▶ GOAL OF THE EXERCISE: For the listing that follows, report how many lines contain the word "messages", giving the number and no other text.

━━ INFORMATION SUPPLIED ━━

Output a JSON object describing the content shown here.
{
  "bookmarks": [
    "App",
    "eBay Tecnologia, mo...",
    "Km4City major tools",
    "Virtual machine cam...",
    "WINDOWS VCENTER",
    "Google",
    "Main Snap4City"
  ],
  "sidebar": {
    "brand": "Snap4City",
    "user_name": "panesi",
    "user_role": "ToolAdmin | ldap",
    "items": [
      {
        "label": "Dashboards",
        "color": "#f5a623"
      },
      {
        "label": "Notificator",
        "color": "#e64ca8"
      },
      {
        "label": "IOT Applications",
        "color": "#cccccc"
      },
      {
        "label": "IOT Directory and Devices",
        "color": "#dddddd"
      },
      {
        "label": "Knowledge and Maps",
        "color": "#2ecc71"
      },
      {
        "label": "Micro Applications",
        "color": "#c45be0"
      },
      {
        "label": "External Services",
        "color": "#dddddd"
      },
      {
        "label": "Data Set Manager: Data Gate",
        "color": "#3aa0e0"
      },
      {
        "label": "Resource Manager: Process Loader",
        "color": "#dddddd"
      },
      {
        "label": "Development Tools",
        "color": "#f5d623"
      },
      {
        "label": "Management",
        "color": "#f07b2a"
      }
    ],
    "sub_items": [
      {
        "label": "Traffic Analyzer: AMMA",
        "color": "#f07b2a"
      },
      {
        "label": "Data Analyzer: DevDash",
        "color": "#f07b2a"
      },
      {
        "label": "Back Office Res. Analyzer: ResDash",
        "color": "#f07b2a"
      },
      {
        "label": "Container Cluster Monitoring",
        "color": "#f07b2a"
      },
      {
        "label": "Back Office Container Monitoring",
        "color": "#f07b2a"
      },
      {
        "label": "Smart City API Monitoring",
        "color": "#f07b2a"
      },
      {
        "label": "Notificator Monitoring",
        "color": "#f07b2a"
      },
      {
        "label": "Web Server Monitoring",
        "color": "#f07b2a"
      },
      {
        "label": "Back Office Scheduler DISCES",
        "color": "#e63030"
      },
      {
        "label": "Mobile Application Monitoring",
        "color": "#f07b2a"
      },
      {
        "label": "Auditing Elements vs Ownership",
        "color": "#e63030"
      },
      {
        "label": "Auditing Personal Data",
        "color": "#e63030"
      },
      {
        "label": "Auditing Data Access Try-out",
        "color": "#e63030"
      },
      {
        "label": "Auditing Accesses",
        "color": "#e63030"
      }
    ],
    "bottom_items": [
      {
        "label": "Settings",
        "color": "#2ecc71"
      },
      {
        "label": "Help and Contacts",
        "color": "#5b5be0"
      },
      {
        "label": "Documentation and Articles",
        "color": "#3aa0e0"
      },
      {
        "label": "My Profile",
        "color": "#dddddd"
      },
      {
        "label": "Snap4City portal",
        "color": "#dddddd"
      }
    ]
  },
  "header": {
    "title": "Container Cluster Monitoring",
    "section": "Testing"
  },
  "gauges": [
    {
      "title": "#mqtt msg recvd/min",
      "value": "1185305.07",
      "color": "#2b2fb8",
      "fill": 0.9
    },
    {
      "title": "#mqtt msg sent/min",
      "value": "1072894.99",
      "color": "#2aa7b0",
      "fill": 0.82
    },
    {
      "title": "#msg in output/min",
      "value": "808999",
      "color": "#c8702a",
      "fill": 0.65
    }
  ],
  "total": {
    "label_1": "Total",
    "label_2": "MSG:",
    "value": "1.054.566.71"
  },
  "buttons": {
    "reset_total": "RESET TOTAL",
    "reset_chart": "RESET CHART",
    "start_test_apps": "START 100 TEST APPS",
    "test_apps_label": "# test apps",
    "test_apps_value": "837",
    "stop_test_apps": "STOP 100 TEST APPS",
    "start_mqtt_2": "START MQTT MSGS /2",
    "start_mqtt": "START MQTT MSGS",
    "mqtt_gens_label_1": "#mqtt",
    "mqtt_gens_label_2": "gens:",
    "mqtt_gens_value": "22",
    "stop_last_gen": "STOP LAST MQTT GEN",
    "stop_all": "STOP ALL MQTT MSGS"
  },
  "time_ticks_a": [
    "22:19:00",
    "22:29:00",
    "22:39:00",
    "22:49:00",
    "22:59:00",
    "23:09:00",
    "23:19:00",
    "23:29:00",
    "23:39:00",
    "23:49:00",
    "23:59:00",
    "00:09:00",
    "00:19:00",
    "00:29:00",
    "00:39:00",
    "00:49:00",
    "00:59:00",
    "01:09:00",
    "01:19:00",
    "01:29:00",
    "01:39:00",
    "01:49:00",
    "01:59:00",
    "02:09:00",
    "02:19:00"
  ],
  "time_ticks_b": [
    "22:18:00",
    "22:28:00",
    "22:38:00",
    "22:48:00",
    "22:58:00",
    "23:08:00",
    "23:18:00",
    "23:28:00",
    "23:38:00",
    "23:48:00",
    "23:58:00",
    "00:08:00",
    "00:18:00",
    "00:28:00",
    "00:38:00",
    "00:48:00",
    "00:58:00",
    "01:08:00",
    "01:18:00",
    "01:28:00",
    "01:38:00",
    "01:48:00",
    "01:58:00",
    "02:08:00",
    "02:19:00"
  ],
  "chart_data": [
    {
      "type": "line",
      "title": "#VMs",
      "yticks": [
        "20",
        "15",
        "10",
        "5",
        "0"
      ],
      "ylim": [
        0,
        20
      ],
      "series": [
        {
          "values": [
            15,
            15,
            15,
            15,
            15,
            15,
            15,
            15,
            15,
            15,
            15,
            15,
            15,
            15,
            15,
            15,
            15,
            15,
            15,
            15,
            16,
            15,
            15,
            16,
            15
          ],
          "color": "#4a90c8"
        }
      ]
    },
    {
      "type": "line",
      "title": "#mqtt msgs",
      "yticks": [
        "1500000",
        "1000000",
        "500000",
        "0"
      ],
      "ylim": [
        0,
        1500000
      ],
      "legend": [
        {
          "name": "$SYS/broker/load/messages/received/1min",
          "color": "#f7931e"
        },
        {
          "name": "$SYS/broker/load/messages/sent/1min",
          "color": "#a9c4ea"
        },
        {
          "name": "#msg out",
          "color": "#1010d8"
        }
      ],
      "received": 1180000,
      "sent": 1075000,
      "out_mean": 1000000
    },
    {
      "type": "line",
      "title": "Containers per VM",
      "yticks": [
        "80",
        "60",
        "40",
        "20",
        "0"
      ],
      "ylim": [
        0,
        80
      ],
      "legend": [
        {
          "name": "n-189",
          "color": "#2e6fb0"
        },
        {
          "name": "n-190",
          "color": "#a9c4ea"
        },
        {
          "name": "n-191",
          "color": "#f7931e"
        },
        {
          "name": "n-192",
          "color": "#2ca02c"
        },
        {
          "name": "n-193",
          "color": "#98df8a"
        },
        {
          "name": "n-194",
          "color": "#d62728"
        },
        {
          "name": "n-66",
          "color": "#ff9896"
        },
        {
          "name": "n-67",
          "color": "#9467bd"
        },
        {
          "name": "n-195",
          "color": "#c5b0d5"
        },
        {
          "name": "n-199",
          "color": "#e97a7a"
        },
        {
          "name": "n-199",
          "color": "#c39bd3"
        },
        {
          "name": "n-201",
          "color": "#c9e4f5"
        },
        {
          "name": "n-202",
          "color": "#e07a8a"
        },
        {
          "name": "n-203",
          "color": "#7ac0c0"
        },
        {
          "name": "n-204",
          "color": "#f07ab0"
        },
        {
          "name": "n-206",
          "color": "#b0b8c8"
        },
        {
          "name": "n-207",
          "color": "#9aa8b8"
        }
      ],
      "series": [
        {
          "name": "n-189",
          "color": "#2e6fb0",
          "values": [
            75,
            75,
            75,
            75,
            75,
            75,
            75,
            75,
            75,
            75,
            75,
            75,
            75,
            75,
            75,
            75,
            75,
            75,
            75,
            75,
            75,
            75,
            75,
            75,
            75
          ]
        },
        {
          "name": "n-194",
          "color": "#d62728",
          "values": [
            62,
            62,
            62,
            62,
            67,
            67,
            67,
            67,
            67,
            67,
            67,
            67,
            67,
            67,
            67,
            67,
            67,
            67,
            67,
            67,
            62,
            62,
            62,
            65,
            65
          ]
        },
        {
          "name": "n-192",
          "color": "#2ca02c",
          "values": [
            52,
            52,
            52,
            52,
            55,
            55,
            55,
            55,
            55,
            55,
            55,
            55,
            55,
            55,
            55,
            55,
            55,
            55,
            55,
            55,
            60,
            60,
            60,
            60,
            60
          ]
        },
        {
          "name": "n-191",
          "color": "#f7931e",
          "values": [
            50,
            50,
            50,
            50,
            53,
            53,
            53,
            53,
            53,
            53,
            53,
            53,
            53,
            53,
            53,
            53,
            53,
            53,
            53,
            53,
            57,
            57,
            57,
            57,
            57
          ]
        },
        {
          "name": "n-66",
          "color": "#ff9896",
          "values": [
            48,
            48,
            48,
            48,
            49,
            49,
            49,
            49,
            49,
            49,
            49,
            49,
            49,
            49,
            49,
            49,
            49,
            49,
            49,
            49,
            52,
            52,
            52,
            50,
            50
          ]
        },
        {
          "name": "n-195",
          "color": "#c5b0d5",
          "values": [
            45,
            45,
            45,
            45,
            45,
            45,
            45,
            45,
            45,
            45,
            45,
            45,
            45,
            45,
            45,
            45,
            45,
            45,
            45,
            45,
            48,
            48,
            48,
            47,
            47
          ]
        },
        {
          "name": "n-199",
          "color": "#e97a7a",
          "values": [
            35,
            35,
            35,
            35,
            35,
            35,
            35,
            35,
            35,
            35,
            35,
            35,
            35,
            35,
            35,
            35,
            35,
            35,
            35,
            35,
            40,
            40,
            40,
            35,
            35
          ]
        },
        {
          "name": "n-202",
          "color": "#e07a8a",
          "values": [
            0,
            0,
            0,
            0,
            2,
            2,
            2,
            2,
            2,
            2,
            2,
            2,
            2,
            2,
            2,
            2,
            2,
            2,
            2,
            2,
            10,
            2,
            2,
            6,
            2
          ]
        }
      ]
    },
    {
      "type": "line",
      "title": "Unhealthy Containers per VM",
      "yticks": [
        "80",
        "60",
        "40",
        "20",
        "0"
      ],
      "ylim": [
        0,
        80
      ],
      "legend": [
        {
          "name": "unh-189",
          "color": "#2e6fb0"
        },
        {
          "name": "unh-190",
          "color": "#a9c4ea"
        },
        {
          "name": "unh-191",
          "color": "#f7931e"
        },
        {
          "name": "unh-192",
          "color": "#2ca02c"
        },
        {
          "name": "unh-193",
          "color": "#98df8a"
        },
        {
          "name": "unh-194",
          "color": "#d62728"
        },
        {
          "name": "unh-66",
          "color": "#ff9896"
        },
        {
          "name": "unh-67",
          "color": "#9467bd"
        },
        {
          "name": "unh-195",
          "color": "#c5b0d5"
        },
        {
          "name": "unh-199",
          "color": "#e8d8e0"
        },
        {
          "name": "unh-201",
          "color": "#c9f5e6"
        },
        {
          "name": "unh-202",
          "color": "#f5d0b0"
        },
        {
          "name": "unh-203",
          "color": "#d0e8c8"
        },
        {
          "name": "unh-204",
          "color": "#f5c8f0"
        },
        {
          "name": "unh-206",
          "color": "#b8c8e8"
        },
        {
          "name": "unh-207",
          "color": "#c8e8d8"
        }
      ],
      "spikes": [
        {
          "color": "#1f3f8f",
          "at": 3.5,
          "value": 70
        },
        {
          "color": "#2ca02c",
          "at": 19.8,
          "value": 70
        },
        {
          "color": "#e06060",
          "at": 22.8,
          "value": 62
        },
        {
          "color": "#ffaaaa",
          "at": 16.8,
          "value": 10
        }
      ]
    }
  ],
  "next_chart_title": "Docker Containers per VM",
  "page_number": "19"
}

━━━

▶ SOLUTION FOR THIS EXERCISE: 2